GoldenGolden
Advanced Search
Chemistry

Chemistry

Chemistry is the scientific discipline involving elements and compounds composed of atoms.

All edits by  Benjamin Mastripolito 

Edits on 24 Oct, 2019
Benjamin Mastripolito
Benjamin Mastripolito approved a suggestion from Golden's AI on 24 Oct, 2019
Edits made to:
Article (+3/-3 characters)
Article

Chemistry is the scientific discipline involved with elements and compounds composed of atoms, molecules and ions: their composition, structure, properties, behavior and the changes they undergo during a reaction with other substances.In the scope of its subject, chemistry occupies an intermediate position between physics and biology. It is sometimes called the central science because it provides a foundation for understanding both basic and applied scientific disciplines at a fundamental level. For example, chemistry explains aspects of plant chemistry (botany), the formation of igneous rocks (geology), how atmospheric ozone is formed and how environmental pollutants are degraded (ecology), the properties of the soil on the moon (astrophysics), how medications work (pharmacology), and how to collect DNADNA evidence at a crime scene (forensics). Chemistry addresses topics such as how atoms and molecules interact via chemical bonds to form new chemical compounds. There are four types of chemical bonds: covalent bonds, in which compounds share one or more electron(s); ionic bonds, in which a compound donates one or more electrons to another compound to produce ions (cations and anions); hydrogen bonds; and Van der Waals force bonds.

Benjamin Mastripolito
Benjamin Mastripolito approved a suggestion from Golden's AI on 24 Oct, 2019
Edits made to:
Article (+18/-18 characters)
Article

Chemistry is the scientific discipline involved with elements and compounds composed of atoms, molecules and ions: their composition, structure, properties, behavior and the changes they undergo during a reaction with other substances.In the scope of its subject, chemistry occupies an intermediate position between physics and biology. It is sometimes called the central science because it provides a foundation for understanding both basic and applied scientific disciplines at a fundamental level. For example, chemistry explains aspects of plant chemistry (botany), the formation of igneous rocks (geology), how atmospheric ozone is formed and how environmental pollutants are degraded (ecology), the properties of the soil on the moon (astrophysics), how medications work (pharmacology), and how to collect DNA evidence at a crime scene (forensics). Chemistry addresses topics such as how atoms and molecules interact via chemical bonds to form new chemical compoundschemical compounds. There are four types of chemical bonds: covalent bonds, in which compounds share one or more electron(s); ionic bonds, in which a compound donates one or more electrons to another compound to produce ions (cations and anions); hydrogen bonds; and Van der Waals force bonds.

Benjamin Mastripolito
Benjamin Mastripolito approved a suggestion from Golden's AI on 24 Oct, 2019
Edits made to:
Article (+14/-14 characters)
Article

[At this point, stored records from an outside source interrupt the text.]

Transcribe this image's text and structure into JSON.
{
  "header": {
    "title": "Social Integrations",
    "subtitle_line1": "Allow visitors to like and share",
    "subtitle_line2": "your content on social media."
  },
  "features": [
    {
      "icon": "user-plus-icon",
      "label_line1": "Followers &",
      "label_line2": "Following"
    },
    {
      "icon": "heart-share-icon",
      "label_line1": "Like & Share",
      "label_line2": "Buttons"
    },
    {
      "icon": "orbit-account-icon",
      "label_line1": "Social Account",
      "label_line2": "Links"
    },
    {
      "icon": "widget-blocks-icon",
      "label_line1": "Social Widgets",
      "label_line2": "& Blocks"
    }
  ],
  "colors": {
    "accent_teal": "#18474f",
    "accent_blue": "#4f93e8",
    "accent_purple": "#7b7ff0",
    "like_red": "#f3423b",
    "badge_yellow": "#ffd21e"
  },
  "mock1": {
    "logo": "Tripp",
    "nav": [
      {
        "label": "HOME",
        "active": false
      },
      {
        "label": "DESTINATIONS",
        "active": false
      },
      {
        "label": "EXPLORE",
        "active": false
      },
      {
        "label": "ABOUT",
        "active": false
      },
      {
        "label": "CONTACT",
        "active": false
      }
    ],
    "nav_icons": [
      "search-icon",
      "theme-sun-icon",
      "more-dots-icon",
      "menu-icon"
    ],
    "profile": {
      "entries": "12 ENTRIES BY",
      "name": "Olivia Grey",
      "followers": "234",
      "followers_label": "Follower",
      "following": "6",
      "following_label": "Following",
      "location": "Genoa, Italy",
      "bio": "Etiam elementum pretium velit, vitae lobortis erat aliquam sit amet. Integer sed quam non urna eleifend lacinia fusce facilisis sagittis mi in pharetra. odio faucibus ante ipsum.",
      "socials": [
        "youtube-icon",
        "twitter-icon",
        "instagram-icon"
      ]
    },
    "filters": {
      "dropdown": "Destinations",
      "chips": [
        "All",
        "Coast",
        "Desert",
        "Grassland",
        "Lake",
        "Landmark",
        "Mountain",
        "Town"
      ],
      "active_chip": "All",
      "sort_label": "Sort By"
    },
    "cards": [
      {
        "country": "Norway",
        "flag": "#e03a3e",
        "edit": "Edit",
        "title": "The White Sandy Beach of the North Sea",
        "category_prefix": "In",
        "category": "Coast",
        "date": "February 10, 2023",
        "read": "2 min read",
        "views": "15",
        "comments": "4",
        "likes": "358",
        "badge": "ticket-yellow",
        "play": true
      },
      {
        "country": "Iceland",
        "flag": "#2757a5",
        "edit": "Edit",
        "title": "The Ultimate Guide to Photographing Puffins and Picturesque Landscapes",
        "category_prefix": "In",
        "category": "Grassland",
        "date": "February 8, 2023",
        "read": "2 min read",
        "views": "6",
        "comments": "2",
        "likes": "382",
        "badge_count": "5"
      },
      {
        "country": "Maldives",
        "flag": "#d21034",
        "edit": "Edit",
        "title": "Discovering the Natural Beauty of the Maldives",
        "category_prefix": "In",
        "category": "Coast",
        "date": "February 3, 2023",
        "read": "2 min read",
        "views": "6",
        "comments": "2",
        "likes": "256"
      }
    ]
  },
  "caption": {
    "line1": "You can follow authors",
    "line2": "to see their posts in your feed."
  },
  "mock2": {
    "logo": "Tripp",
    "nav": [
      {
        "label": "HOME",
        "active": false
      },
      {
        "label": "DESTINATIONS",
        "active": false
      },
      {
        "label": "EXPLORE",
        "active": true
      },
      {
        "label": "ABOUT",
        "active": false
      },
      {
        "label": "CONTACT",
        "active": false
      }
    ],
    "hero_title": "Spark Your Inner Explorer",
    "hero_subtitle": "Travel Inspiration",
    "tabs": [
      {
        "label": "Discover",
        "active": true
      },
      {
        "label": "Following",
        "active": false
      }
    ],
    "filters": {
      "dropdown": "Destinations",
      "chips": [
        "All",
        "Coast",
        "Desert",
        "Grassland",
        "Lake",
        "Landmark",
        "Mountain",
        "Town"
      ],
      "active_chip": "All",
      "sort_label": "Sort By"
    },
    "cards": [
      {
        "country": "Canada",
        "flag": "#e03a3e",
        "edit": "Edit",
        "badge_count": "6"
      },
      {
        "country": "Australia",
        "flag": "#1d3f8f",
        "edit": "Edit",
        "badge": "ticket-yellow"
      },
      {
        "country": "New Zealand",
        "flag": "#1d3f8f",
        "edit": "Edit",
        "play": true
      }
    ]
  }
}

Chemistry is the scientific discipline involved with elements and compounds composed of atoms, molecules and ions: their composition, structure, properties, behavior and the changes they undergo during a reaction with other substances.In the scope of its subject, chemistry occupies an intermediate position between physics and biology. It is sometimes called the central science because it provides a foundation for understanding both basic and applied scientific disciplines at a fundamental level. For example, chemistry explains aspects of plant chemistry (botany), the formation of igneous rocks (geology), how atmospheric ozone is formed and how environmental pollutants are degraded (ecology), the properties of the soil on the moon (astrophysics), how medications work (pharmacology), and how to collect DNA evidence at a crime scene (forensics). Chemistry addresses topics such as how atoms and molecules interact via chemical bondschemical bonds to form new chemical compounds. There are four types of chemical bonds: covalent bonds, in which compounds share one or more electron(s); ionic bonds, in which a compound donates one or more electrons to another compound to produce ions (cations and anions); hydrogen bonds; and Van der Waals force bonds.

Edits on 23 Oct, 2019
Benjamin Mastripolito
Benjamin Mastripolito edited on 23 Oct, 2019
Edits made to:
Description (+90/-38 characters)
Article (+1247 characters)
Categories (+1 topics)
Related Topics (+1 topics)
Topic thumbnail

Chemistry

Enter a brief description of Chemistry

Chemistry is the scientific discipline involving elements and compounds composed of atoms.

Article

Chemistry is the scientific discipline involved with elements and compounds composed of atoms, molecules and ions: their composition, structure, properties, behavior and the changes they undergo during a reaction with other substances.In the scope of its subject, chemistry occupies an intermediate position between physics and biology. It is sometimes called the central science because it provides a foundation for understanding both basic and applied scientific disciplines at a fundamental level. For example, chemistry explains aspects of plant chemistry (botany), the formation of igneous rocks (geology), how atmospheric ozone is formed and how environmental pollutants are degraded (ecology), the properties of the soil on the moon (astrophysics), how medications work (pharmacology), and how to collect DNA evidence at a crime scene (forensics). Chemistry addresses topics such as how atoms and molecules interact via chemical bonds to form new chemical compounds. There are four types of chemical bonds: covalent bonds, in which compounds share one or more electron(s); ionic bonds, in which a compound donates one or more electrons to another compound to produce ions (cations and anions); hydrogen bonds; and Van der Waals force bonds.

Categories
Related Topics
Golden logo
Text is available under the Creative Commons Attribution-ShareAlike 4.0; additional terms apply. By using this site, you agree to our Terms & Conditions.